Data about app and page elements:
☆ ☆ ☆

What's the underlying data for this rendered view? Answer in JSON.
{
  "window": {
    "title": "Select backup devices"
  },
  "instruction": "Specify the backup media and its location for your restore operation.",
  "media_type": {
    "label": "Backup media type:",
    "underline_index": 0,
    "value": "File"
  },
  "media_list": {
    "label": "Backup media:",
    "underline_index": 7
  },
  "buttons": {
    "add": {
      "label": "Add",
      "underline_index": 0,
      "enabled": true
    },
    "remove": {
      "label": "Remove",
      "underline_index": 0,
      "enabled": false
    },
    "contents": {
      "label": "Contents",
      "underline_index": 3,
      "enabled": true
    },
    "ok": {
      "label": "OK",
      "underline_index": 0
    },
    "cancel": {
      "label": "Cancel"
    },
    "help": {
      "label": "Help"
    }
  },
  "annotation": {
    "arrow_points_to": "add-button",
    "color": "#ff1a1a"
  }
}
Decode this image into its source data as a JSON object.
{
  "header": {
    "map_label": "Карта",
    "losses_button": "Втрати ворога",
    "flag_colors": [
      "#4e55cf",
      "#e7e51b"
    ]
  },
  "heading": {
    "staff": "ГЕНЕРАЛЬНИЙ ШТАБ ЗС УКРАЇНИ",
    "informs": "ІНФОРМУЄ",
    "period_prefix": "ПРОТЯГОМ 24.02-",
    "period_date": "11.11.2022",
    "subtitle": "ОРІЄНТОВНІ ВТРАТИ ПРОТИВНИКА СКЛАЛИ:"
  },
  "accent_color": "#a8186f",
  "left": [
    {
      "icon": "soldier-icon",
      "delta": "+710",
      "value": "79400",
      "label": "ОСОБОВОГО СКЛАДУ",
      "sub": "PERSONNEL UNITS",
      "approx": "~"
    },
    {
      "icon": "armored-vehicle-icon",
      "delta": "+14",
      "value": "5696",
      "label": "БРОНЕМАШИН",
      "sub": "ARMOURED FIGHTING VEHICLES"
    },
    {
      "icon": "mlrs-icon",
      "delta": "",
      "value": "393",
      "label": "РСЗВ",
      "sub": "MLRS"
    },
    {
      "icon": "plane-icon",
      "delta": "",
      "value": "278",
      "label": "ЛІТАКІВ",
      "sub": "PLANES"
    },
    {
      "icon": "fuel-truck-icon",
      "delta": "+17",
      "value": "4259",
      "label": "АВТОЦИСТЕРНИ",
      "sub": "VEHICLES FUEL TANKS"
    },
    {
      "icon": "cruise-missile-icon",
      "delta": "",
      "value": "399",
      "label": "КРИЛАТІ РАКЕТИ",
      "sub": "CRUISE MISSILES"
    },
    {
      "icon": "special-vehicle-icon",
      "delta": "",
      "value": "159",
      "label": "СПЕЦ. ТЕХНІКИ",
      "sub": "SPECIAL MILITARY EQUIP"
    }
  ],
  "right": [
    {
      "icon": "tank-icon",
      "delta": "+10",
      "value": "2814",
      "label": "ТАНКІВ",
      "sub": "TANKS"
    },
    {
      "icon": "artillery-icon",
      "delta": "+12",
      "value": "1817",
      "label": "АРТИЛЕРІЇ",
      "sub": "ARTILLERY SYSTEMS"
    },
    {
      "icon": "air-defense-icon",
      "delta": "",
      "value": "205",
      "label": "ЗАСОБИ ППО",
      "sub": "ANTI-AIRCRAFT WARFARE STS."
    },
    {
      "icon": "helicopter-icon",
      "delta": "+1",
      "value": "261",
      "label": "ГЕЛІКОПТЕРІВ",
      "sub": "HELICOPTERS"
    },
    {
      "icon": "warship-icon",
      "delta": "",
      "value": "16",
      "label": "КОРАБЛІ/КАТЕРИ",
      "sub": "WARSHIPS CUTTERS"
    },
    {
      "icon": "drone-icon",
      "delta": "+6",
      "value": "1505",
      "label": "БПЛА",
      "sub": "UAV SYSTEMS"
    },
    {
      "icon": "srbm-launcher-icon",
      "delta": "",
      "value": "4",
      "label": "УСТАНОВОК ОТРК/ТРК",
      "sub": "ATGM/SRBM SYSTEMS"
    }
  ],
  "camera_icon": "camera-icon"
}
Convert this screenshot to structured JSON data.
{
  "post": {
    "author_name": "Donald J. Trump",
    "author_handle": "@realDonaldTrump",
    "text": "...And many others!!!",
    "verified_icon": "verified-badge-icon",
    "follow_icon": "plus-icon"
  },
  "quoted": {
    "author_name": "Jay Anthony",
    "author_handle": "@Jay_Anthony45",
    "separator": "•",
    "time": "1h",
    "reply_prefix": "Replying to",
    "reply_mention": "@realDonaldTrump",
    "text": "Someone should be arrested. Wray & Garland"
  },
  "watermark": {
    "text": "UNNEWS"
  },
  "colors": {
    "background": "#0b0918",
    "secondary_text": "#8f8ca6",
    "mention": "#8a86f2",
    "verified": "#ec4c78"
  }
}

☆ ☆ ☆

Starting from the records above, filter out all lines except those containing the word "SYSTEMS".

      "sub": "ARTILLERY SYSTEMS"
      "sub": "UAV SYSTEMS"
      "sub": "ATGM/SRBM SYSTEMS"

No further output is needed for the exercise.